The Florida Sire Stakes, set to be contested at Gulfstream Park for the second year, is scheduled to continue on Sept. 5, when the $300,000 Affirmed Division and the $300,000 Susan’s Girl Division are contested over seven furlongs, and on Oct. 3, when the $500,000 In Reality Division and the $500,000 My Dear Girl Division are slated for 1 1/16 miles.
Gold has saddled Jacks or Better Farm’s Jackson Bend (2009), Awesome Feather (2010) and Fort Loudon (2011) for sweeps of their respective Florida Sires Stakes divisions. In 2014, Gold and Jacks or Better Farm pulled off a team sweep with Sing Praises, who captured the Dr. Fager and In Reality, and Twotwentyfive A, who won the Affirmed.

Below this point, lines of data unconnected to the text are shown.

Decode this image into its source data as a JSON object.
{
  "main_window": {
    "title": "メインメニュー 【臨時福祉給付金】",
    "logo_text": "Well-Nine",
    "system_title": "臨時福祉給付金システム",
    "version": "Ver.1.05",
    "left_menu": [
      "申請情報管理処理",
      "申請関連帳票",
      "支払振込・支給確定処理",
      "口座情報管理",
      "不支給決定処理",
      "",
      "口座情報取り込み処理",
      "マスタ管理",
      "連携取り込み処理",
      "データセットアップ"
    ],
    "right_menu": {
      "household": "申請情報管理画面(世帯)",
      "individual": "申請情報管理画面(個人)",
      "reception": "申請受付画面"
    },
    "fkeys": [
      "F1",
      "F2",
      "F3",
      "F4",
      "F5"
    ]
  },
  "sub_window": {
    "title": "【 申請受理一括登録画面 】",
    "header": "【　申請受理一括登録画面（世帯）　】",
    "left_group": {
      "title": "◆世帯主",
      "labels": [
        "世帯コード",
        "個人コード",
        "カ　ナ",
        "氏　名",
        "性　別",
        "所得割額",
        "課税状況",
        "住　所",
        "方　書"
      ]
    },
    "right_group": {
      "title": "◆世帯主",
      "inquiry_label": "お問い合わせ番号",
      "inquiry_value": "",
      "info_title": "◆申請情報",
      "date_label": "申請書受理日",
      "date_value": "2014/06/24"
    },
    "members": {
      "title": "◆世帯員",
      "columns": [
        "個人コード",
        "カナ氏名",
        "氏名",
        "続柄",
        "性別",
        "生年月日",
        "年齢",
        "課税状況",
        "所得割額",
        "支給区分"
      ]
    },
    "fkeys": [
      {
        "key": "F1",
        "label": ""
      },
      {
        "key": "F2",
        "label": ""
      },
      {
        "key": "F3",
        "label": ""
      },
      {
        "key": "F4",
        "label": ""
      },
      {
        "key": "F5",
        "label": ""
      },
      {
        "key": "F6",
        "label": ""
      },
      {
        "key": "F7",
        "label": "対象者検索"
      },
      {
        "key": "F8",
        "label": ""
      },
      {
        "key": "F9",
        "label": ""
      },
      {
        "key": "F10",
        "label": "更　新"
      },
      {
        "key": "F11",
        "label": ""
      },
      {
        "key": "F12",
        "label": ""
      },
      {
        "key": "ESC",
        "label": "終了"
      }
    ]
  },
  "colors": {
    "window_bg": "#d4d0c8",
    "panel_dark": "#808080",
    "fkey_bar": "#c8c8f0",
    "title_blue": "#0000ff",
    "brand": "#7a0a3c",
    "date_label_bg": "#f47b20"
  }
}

“Am I impressed? No. Am I blessed? Yes. I’m getting horses that can do what everyone wants them to do. You have to give the breeder, Jacks or Better, the credit,” said Gold, who saddled champion Awesome Feather for a victory in the 2010 Breeders’ Cup Juvenile Fillies. “There’s a lot of luck involved. You can’t make a stallion better than a stallion’s going to be, but [Brei] has worked on the breeding and the cross-breeding and the buying. He’s developed it from the ground up, by himself. It’s not a syndicate with a bunch of people. He’s kept it in house. I get sent a product, and my job is to bring 100 percent of that product over there, and 100 percent of that product has been good enough to do what they’ve done.”
A native of New Jersey, Gold graduated with an accounting degree from Farleigh Dickinson University and took a job at Arthur Young and Co. in Manhattan. He left his job after a year and started working as a hotwalker at Monmouth Park, eventually becoming an assistant to the late Hall of Fame trainer Jimmy Croll before going out on his own. He moved his stable from Illinois to Florida in 1985 and the rest is Florida Sire Stakes history.
“I try to keep focusing forward and not looking backwards. When it’s all over, then maybe I’ll look back and maybe I’ll be impressed with what I did,” Gold said. “Right now, it really doesn’t matter what was behind us. If I get beat eight times on the 8th, it won’t matter what we did before.”